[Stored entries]
· · ·
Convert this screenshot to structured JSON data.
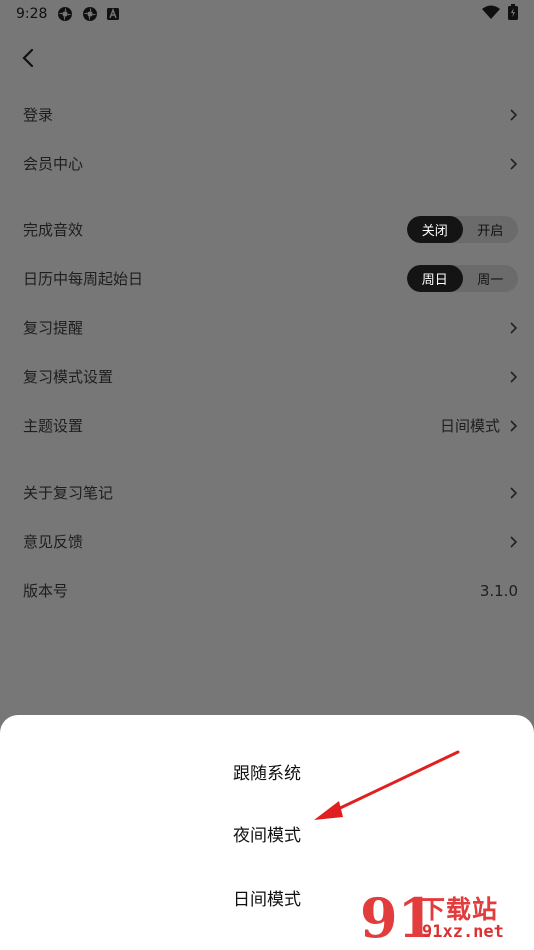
{
  "status_bar": {
    "time": "9:28"
  },
  "settings": {
    "login": "登录",
    "member_center": "会员中心",
    "completion_sound": {
      "label": "完成音效",
      "options": [
        "关闭",
        "开启"
      ],
      "selected": "关闭"
    },
    "week_start": {
      "label": "日历中每周起始日",
      "options": [
        "周日",
        "周一"
      ],
      "selected": "周日"
    },
    "review_reminder": "复习提醒",
    "review_mode_settings": "复习模式设置",
    "theme": {
      "label": "主题设置",
      "value": "日间模式"
    },
    "about": "关于复习笔记",
    "feedback": "意见反馈",
    "version": {
      "label": "版本号",
      "value": "3.1.0"
    }
  },
  "theme_sheet": {
    "options": [
      "跟随系统",
      "夜间模式",
      "日间模式"
    ]
  },
  "watermark": {
    "number": "91",
    "title": "下载站",
    "url": "91xz.net"
  },
  "colors": {
    "overlay_background": "#777777",
    "toggle_active": "#141414",
    "annotation_arrow": "#e02020",
    "watermark": "#e23c3c"
  }
}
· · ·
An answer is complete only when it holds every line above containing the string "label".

__Problem solution__:
      "label": "完成音效",
      "label": "日历中每周起始日",
      "label": "主题设置",
      "label": "版本号",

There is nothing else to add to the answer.